"The policy is not working for armed services, and it hurts our national security," Murphy (pictured at left) said at a speech at Washington's National Press Club, where he appeared with gay and straight service members supporting repeal of the policy.
The event was a kickoff to the "Voices Of Honor" national tour sponsored by gay rights groups the Human Rights Campaign and Servicemembers United that features members of the military who oppose the Clinton-era compromise that allows gays to serve only if they keep their sexuality a secret. Murphy's office also helped set up a Web site called www.letthemserve.com.
"Opponents of lifting the ban argue that allowing gays and lesbians to serve openly will be detrimental to unit cohesion and morale," the congressman said. "As a former officer and West Point professor, that is an insult to me and to all of the troops serving in uniform. In Iraq, my men did not care what race, color, creed or sexual orientation their fellow paratroopers were. They cared about getting the job done. We cared about serving with honor and coming home alive." (Watch Murphy's full remarks here.)
Murphy vowed to take the lead in pushing through Congress the Military Readiness Enhancement Act, which would overturn the policy. He noted that President Obama has vowed to sign the bill if it crosses his desk and said it is Congress' responsibility to make that happen.
The president has taken heat from gay rights groups for not pushing harder for the repeal of "don't ask, don't tell" or the Defense Of Marriage Act, something he promised to work toward as a candidate. Gay rights groups were particularly outraged by a brief filed by the Obama Justice Department defending DOMA that compared gay marriage to marriage between family members.
More than 13,000 service members have been discharged under "don't ask, don't tell," including nearly 300 under Mr. Obama. The White House insists the policy must be overturned through legislation, though some say the president could suspend it via executive order should he decide to do so.

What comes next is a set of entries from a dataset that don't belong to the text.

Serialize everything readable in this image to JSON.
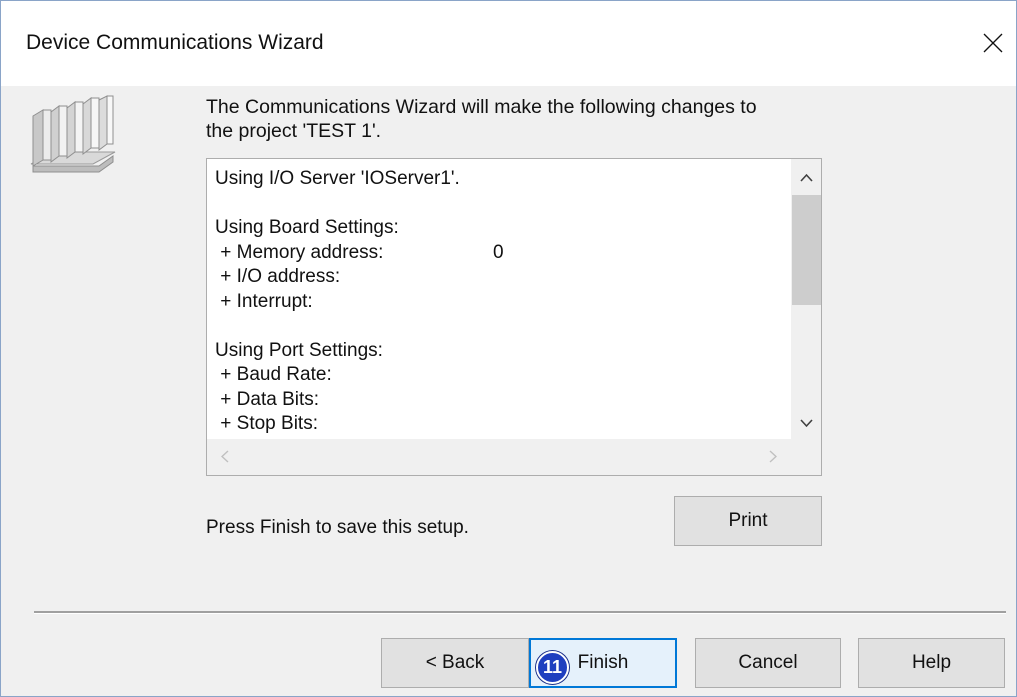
{
  "window": {
    "title": "Device Communications Wizard",
    "close_glyph": "✕"
  },
  "icons": {
    "device": "plc-rack-icon",
    "close": "close-icon",
    "scroll_up": "chevron-up-icon",
    "scroll_down": "chevron-down-icon",
    "scroll_left": "chevron-left-icon",
    "scroll_right": "chevron-right-icon"
  },
  "intro": {
    "line1": "The Communications Wizard will make the following changes to",
    "line2": "the project 'TEST 1'."
  },
  "summary": {
    "lines": [
      {
        "text": "Using I/O Server 'IOServer1'.",
        "value": ""
      },
      {
        "text": "",
        "value": ""
      },
      {
        "text": "Using Board Settings:",
        "value": ""
      },
      {
        "text": " + Memory address:",
        "value": "0"
      },
      {
        "text": " + I/O address:",
        "value": ""
      },
      {
        "text": " + Interrupt:",
        "value": ""
      },
      {
        "text": "",
        "value": ""
      },
      {
        "text": "Using Port Settings:",
        "value": ""
      },
      {
        "text": " + Baud Rate:",
        "value": ""
      },
      {
        "text": " + Data Bits:",
        "value": ""
      },
      {
        "text": " + Stop Bits:",
        "value": ""
      }
    ]
  },
  "hint_text": "Press Finish to save this setup.",
  "buttons": {
    "print": "Print",
    "back": "< Back",
    "finish": "Finish",
    "cancel": "Cancel",
    "help": "Help"
  },
  "step_badge": "11",
  "colors": {
    "dialog_bg": "#f0f0f0",
    "accent": "#0078d7",
    "badge": "#1f3fbf"
  }
}
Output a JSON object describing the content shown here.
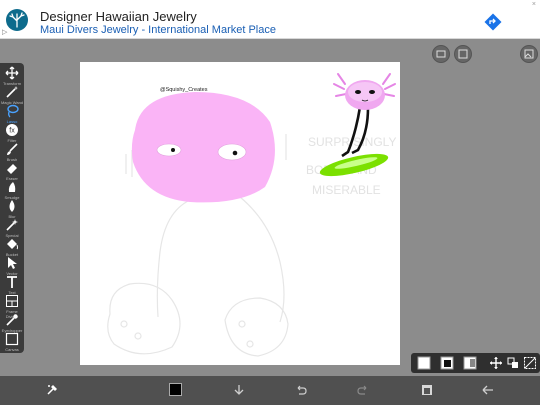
{
  "ad": {
    "title": "Designer Hawaiian Jewelry",
    "subtitle": "Maui Divers Jewelry - International Market Place",
    "close_mark": "×",
    "info_mark": "▷"
  },
  "toolbar": {
    "tools": [
      {
        "name": "transform",
        "label": "Transform",
        "icon": "move-icon"
      },
      {
        "name": "magic-wand",
        "label": "Magic Wand",
        "icon": "wand-icon"
      },
      {
        "name": "lasso",
        "label": "Lasso",
        "icon": "lasso-icon"
      },
      {
        "name": "filter",
        "label": "Filter",
        "icon": "fx-icon"
      },
      {
        "name": "brush",
        "label": "Brush",
        "icon": "brush-icon"
      },
      {
        "name": "eraser",
        "label": "Eraser",
        "icon": "eraser-icon"
      },
      {
        "name": "smudge",
        "label": "Smudge",
        "icon": "smudge-icon"
      },
      {
        "name": "blur",
        "label": "Blur",
        "icon": "drop-icon"
      },
      {
        "name": "special",
        "label": "Special",
        "icon": "sparkle-icon"
      },
      {
        "name": "bucket",
        "label": "Bucket",
        "icon": "bucket-icon"
      },
      {
        "name": "vector",
        "label": "Vector",
        "icon": "cursor-icon"
      },
      {
        "name": "text",
        "label": "Text",
        "icon": "text-icon"
      },
      {
        "name": "frame-divider",
        "label": "Frame Divider",
        "icon": "frame-icon"
      },
      {
        "name": "eyedropper",
        "label": "Eyedropper",
        "icon": "eyedropper-icon"
      },
      {
        "name": "canvas",
        "label": "Canvas",
        "icon": "canvas-icon"
      }
    ]
  },
  "artwork": {
    "signature": "@Squishy_Creates",
    "watermark_lines": [
      "SURPRISINGLY",
      "BORED AND",
      "MISERABLE"
    ]
  },
  "colors": {
    "primary_color": "#000000",
    "pink": "#fab4f6",
    "board_green": "#7be000"
  }
}
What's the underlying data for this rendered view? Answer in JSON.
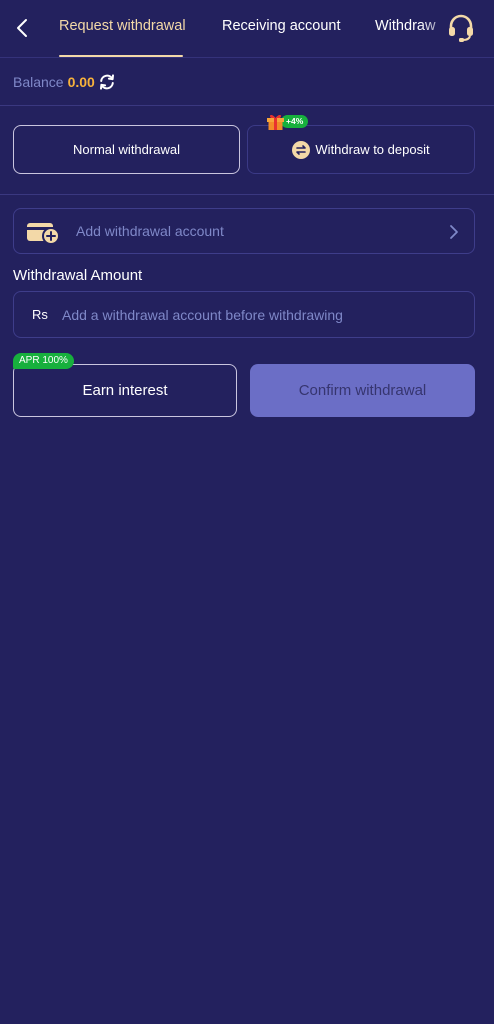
{
  "header": {
    "tabs": [
      {
        "label": "Request withdrawal",
        "active": true
      },
      {
        "label": "Receiving account",
        "active": false
      },
      {
        "label": "Withdraw",
        "active": false
      }
    ]
  },
  "balance": {
    "label": "Balance",
    "value": "0.00"
  },
  "modes": {
    "normal_label": "Normal withdrawal",
    "deposit_label": "Withdraw to deposit",
    "deposit_bonus": "+4%"
  },
  "account": {
    "add_label": "Add withdrawal account"
  },
  "amount": {
    "title": "Withdrawal Amount",
    "currency": "Rs",
    "placeholder": "Add a withdrawal account before withdrawing"
  },
  "actions": {
    "earn_label": "Earn interest",
    "apr_badge": "APR 100%",
    "confirm_label": "Confirm withdrawal"
  },
  "colors": {
    "background": "#23215e",
    "accent_gold": "#f3d9a8",
    "balance_orange": "#f7b23b",
    "badge_green": "#17b03d",
    "confirm_button": "#6b6ec6"
  },
  "icons": {
    "back": "chevron-left-icon",
    "support": "headset-icon",
    "refresh": "refresh-icon",
    "gift": "gift-icon",
    "swap": "swap-icon",
    "wallet": "wallet-add-icon",
    "chevron": "chevron-right-icon"
  }
}
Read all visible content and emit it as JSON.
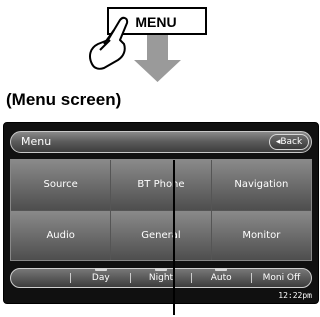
{
  "illustration": {
    "key_label": "MENU"
  },
  "caption": "(Menu screen)",
  "screen": {
    "title": "Menu",
    "back_label": "◂Back",
    "grid": [
      {
        "label": "Source"
      },
      {
        "label": "BT Phone"
      },
      {
        "label": "Navigation"
      },
      {
        "label": "Audio"
      },
      {
        "label": "General"
      },
      {
        "label": "Monitor"
      }
    ],
    "bottom": [
      {
        "label": "",
        "indicator": false
      },
      {
        "label": "Day",
        "indicator": true
      },
      {
        "label": "Night",
        "indicator": true
      },
      {
        "label": "Auto",
        "indicator": true
      },
      {
        "label": "Moni Off",
        "indicator": false
      }
    ],
    "clock": "12:22pm"
  },
  "colors": {
    "screen_bg": "#101010",
    "button_top": "#8a8a8a",
    "button_bottom": "#4e4e4e",
    "text": "#ffffff"
  }
}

Military leaders have suggested they are in the early stages of considering how best they might repeal the policy and stressed that they do not want to hurry the process.
"We look forward to ensuring that our military can recruit and retain the best and the brightest troops regardless of their sexual orientation," Human Rights Campaign President Joe Solmonese said in a statement. "As this tour will highlight, poll after poll continues to show the vast majority of Americans, including the majority of active service members, support the right of gay and lesbian service members to serve openly and honestly."